I love UniQlo but not for the t shirts. Mid way through high school I more or less swore off t shirts, and haven’t gone back. Anyhow, I love (now) uniqlo for their knickers. I was tempted to buy lots of the stuff they have in Japan by Jonathan Alder. Sadly I went past our city UniQlo recently and it was being refurbished, but I saw at least two shopping bags from there today, so I wonder if it might have reopened?!
You certainly pack in so much to your trips! Like you, I will be back, though my US trip in Jan won’t touch to NYC which is sad. I think it’s great you went to shows and concerts, I think that’ll make it really memorable, and an advantage of (perhaps) the shorter booking windows and lead times, meaning you can plan for the events. In Australia, I feel like we plan these long haul holidays before knowing tour dates etc, but perhaps that’s just me?
What would be your usual lead time for an international trip, Sarah? Right now I am getting emails from NYC concert venues advertising shows in the January to April time frame. And as you know I am not above buying “after market” tickets to a really special show!
It depends, I’ll be in the US in Jan, and booked it in October. When I was younger and had less liquid cash (but the price also decided) I booked July for May the next year. I suppose my current lead time is ‘doesn’t matter’ :p I feel with kids soon in my future, this flexibility won’t always be possible 😀

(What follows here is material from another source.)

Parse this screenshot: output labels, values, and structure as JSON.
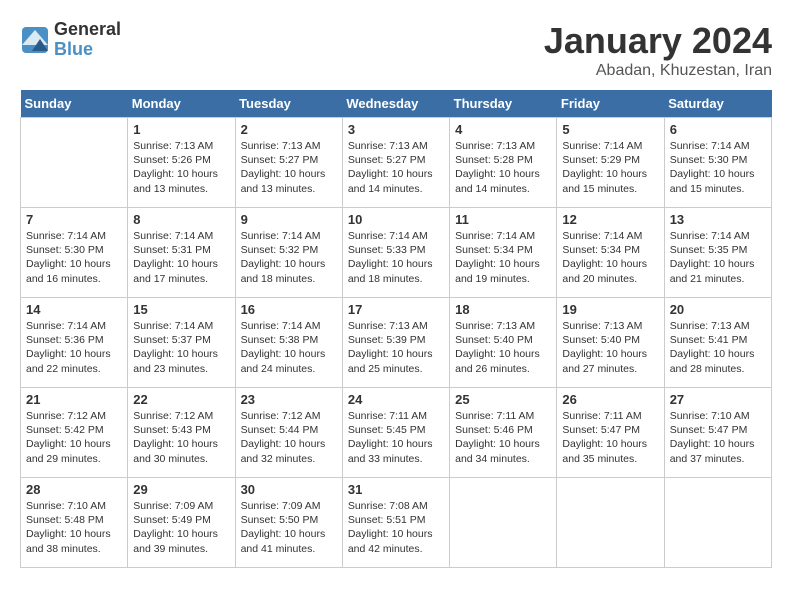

I am in the “doesn’t matter” camp too, as long as I book 3+ weeks ahead so the flights aren’t outrageous!